*TASK INSTRUCTIONS*: The line containing "Enumerate this screenshot's" marks the start; return it and every line after it in the listing below, exactly, through the last.

*AVAILABLE DATA*:
* * *
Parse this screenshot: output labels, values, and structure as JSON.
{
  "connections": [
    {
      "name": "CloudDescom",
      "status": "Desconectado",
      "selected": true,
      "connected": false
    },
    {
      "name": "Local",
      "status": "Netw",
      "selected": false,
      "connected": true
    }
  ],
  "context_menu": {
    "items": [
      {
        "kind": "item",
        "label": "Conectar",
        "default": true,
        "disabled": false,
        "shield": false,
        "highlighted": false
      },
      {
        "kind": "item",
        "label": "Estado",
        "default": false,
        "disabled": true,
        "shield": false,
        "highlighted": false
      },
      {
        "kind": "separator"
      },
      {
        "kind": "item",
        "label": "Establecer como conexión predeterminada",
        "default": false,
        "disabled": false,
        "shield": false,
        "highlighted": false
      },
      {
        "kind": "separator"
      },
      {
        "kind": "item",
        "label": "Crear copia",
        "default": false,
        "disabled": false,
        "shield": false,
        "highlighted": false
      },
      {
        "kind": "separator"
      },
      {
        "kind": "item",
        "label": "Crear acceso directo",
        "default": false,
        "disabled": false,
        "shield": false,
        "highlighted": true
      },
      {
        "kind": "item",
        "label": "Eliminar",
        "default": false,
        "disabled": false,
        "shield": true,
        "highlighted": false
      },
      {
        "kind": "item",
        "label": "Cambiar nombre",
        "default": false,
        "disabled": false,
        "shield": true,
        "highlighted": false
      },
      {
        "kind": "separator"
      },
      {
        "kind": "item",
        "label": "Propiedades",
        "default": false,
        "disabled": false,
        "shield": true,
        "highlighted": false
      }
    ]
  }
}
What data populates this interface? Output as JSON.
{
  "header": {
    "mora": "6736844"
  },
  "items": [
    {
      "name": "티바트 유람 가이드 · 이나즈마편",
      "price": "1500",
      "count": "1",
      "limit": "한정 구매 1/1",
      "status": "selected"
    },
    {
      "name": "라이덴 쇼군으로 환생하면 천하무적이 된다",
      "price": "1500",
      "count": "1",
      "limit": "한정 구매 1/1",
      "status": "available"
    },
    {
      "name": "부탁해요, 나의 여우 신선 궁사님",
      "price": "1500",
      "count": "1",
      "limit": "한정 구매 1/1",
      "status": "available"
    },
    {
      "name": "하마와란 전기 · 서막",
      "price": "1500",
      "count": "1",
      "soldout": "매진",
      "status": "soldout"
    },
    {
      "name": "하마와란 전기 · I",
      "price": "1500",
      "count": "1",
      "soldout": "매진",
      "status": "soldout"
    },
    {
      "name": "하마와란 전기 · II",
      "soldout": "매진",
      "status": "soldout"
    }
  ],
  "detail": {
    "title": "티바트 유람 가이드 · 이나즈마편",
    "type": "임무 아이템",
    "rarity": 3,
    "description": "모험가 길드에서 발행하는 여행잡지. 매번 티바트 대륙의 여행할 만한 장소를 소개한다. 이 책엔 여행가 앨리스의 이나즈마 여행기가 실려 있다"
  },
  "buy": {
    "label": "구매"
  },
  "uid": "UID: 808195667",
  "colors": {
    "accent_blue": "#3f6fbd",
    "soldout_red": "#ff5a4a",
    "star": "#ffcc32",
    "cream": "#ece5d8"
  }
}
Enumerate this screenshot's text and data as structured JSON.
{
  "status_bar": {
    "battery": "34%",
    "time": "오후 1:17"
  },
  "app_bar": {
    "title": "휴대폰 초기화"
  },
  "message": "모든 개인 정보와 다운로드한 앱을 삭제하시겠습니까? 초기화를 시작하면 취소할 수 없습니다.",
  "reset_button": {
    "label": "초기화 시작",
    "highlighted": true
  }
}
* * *
*RESPONSE TO THIS EXERCISE*:
Enumerate this screenshot's text and data as structured JSON.
{
  "status_bar": {
    "battery": "34%",
    "time": "오후 1:17"
  },
  "app_bar": {
    "title": "휴대폰 초기화"
  },
  "message": "모든 개인 정보와 다운로드한 앱을 삭제하시겠습니까? 초기화를 시작하면 취소할 수 없습니다.",
  "reset_button": {
    "label": "초기화 시작",
    "highlighted": true
  }
}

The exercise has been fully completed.